* [What to produce]
Return all of the listing word for word; the pictures stay out.

* [Study material]
++++++++++

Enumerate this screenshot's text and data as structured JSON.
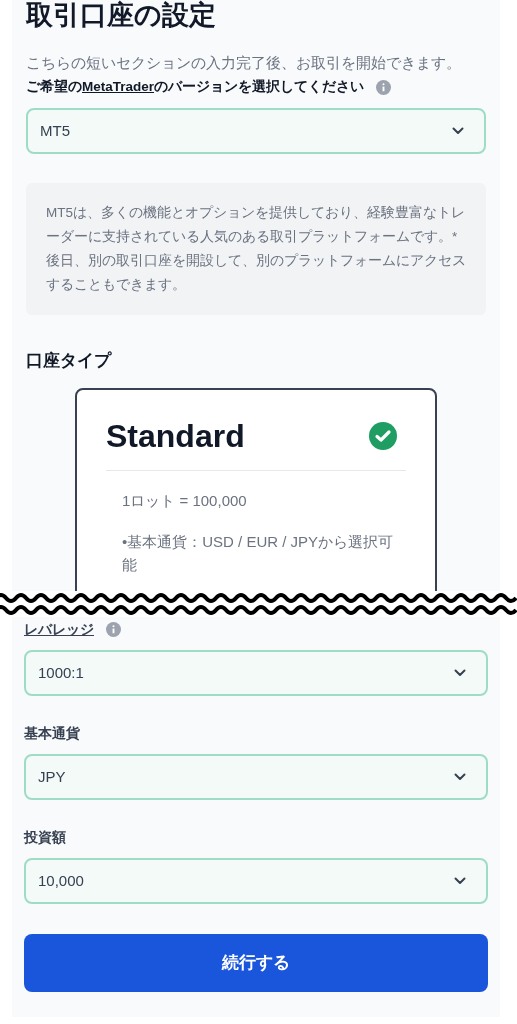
{
  "title": "取引口座の設定",
  "description": "こちらの短いセクションの入力完了後、お取引を開始できます。",
  "platform_prompt": {
    "before": "ご希望の",
    "link": "MetaTrader",
    "after": "のバージョンを選択してください"
  },
  "platform_select": {
    "value": "MT5"
  },
  "platform_info": "MT5は、多くの機能とオプションを提供しており、経験豊富なトレーダーに支持されている人気のある取引プラットフォームです。*後日、別の取引口座を開設して、別のプラットフォームにアクセスすることもできます。",
  "account_type": {
    "heading": "口座タイプ",
    "cards": [
      {
        "name": "Standard",
        "selected": true,
        "features": [
          "1ロット = 100,000",
          "•基本通貨：USD / EUR / JPYから選択可能"
        ]
      }
    ]
  },
  "fields": [
    {
      "label": "レバレッジ",
      "info": true,
      "value": "1000:1"
    },
    {
      "label": "基本通貨",
      "info": false,
      "value": "JPY"
    },
    {
      "label": "投資額",
      "info": false,
      "value": "10,000"
    }
  ],
  "continue_button": "続行する"
}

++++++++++

* [Final answer]
Enumerate this screenshot's text and data as structured JSON.
{
  "title": "取引口座の設定",
  "description": "こちらの短いセクションの入力完了後、お取引を開始できます。",
  "platform_prompt": {
    "before": "ご希望の",
    "link": "MetaTrader",
    "after": "のバージョンを選択してください"
  },
  "platform_select": {
    "value": "MT5"
  },
  "platform_info": "MT5は、多くの機能とオプションを提供しており、経験豊富なトレーダーに支持されている人気のある取引プラットフォームです。*後日、別の取引口座を開設して、別のプラットフォームにアクセスすることもできます。",
  "account_type": {
    "heading": "口座タイプ",
    "cards": [
      {
        "name": "Standard",
        "selected": true,
        "features": [
          "1ロット = 100,000",
          "•基本通貨：USD / EUR / JPYから選択可能"
        ]
      }
    ]
  },
  "fields": [
    {
      "label": "レバレッジ",
      "info": true,
      "value": "1000:1"
    },
    {
      "label": "基本通貨",
      "info": false,
      "value": "JPY"
    },
    {
      "label": "投資額",
      "info": false,
      "value": "10,000"
    }
  ],
  "continue_button": "続行する"
}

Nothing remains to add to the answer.